HIV infection among female injection-drug users recruited in community settings
Watters, J. K., Estilo, M. J., Kral, A., & Lorvick, J. (1994). HIV infection among female injection-drug users recruited in community settings. Sexually Transmitted Diseases, 21(6), 321-328.
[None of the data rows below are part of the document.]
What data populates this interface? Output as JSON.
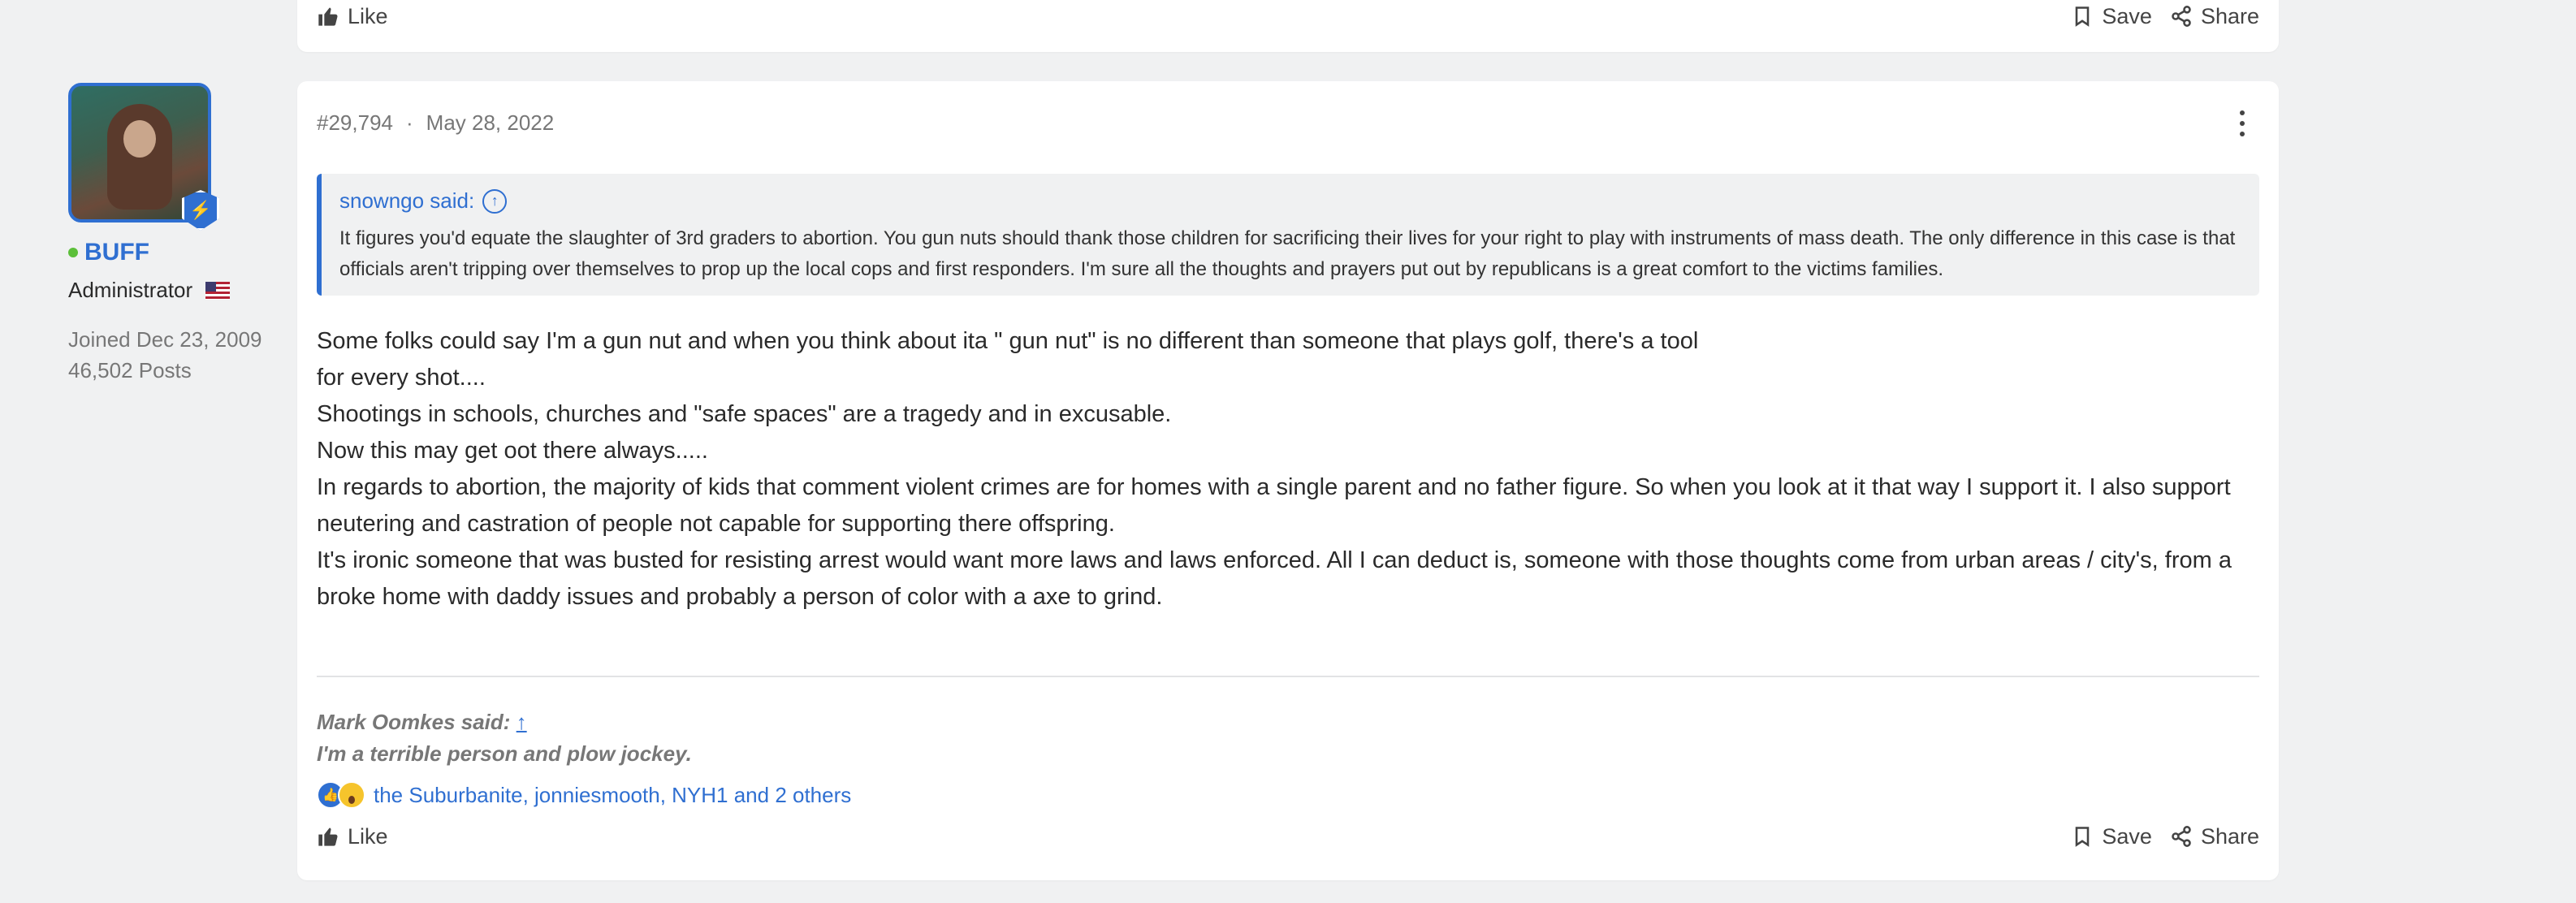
{
  "top_card": {
    "like": "Like",
    "save": "Save",
    "share": "Share"
  },
  "author": {
    "name": "BUFF",
    "role": "Administrator",
    "joined": "Joined Dec 23, 2009",
    "posts": "46,502 Posts"
  },
  "post": {
    "number": "#29,794",
    "separator": "·",
    "date": "May 28, 2022",
    "quote": {
      "author": "snowngo said:",
      "text": "It figures you'd equate the slaughter of 3rd graders to abortion. You gun nuts should thank those children for sacrificing their lives for your right to play with instruments of mass death. The only difference in this case is that officials aren't tripping over themselves to prop up the local cops and first responders. I'm sure all the thoughts and prayers put out by republicans is a great comfort to the victims families."
    },
    "body": [
      "Some folks could say I'm a gun nut and when you think about ita \" gun nut\" is no different than someone that plays golf, there's a tool",
      "for every shot....",
      "Shootings in schools, churches and \"safe spaces\" are a tragedy and in excusable.",
      "Now this may get oot there always.....",
      "In regards to abortion, the majority of kids that comment violent crimes are for homes with a single parent and no father figure. So when you look at it that way I support it. I also support neutering and castration of people not capable for supporting there offspring.",
      "It's ironic someone that was busted for resisting arrest would want more laws and laws enforced. All I can deduct is, someone with those thoughts come from urban areas / city's, from a broke home with daddy issues and probably a person of color with a axe to grind."
    ],
    "signature": {
      "author": "Mark Oomkes said:",
      "link": "↑",
      "text": "I'm a terrible person and plow jockey."
    },
    "reactions": "the Suburbanite, jonniesmooth, NYH1 and 2 others",
    "actions": {
      "like": "Like",
      "save": "Save",
      "share": "Share"
    }
  },
  "colors": {
    "accent": "#2f6fd1",
    "online": "#5cbf3a",
    "background": "#f0f1f2"
  }
}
BACKGROUND AND OBJECTIVES: To identify relationships between sexual behavior, drug use, and HIV infection among female injection-drug users (IDUs) recruited in community settings. STUDY DESIGN: Risk analysis of 407 survey questionnaires and matched HIV serologies (n = 403) from female IDUs recruited from community settings in 3 inner-city neighborhoods in San Francisco during 1991 and 1992. RESULTS: The HIV seroprevalence of our sample was 11.4%. Fifty-four percent reported using crack cocaine in the past 30 days. HIV seroprevalence was 10.5% among crack cocaine smokers and 12.5% among nonsmokers. In multivariate analysis, HIV infection was associated with a history of sex for money exchanges (adjusted odds ratio [AOR] = 3.11; 95% confidence interval [95% CI] = 1.37, 7.02); history of syphilis (AOR = 3.30; 95% CI = 1.36, 7.99); and African American ethnicity (AOR = 5.31; 95% CI = 2.05, 13.73). Crack smoking in the past 30 days (AOR = 0.33; 95% CI = 0.15, 0.71) and having a current steady sexual partner (AOR = 0.48; 95% CI = 0.24, 0.94) were both inversely associated with HIV infection in the multivariate model. None of our injection-related variables were predictive or protective of HIV infection, when controlled for the above factors. CONCLUSIONS: Unprotected heterosexual activity is a principal risk factor for HIV infection among female IDUs in San Francisco. Greater reported sexual risk behavior of crack smokers was not reflected by a higher HIV rate at present, perhaps because of lower prevalence of HIV among their sexual partners